• _ABOUT THIS EXERCISE_: From the entries that follow, copy each line in which "title" appears.

• _PROVIDED ENTRIES_:
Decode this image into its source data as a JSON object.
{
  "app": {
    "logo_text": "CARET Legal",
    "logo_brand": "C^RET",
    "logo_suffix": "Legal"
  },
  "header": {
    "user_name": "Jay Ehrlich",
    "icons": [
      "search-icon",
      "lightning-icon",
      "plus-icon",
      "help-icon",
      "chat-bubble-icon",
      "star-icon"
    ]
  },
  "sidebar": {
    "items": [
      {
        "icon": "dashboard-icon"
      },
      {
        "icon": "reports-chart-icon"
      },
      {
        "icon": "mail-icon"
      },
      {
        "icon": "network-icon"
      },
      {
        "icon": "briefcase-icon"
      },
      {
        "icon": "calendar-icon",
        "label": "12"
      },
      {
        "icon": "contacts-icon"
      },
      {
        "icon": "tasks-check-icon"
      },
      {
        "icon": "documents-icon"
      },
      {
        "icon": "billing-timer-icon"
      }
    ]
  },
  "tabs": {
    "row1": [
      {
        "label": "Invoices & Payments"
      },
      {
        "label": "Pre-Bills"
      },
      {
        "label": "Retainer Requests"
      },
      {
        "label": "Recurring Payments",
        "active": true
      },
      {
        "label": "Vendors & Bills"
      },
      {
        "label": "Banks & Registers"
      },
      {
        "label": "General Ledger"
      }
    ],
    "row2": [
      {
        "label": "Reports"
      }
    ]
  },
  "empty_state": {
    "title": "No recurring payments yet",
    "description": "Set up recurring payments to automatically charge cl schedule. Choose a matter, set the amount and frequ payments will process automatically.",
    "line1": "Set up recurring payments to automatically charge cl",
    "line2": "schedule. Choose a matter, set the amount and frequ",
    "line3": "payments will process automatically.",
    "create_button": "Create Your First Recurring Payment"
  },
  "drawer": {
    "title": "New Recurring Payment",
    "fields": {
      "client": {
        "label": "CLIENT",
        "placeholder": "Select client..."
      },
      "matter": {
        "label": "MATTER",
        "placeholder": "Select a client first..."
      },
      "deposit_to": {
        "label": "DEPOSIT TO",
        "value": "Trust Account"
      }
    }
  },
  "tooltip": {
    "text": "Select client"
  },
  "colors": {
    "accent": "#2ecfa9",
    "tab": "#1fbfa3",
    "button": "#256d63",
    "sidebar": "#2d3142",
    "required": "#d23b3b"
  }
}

• _ANSWER_:
    "title": "No recurring payments yet",
    "title": "New Recurring Payment",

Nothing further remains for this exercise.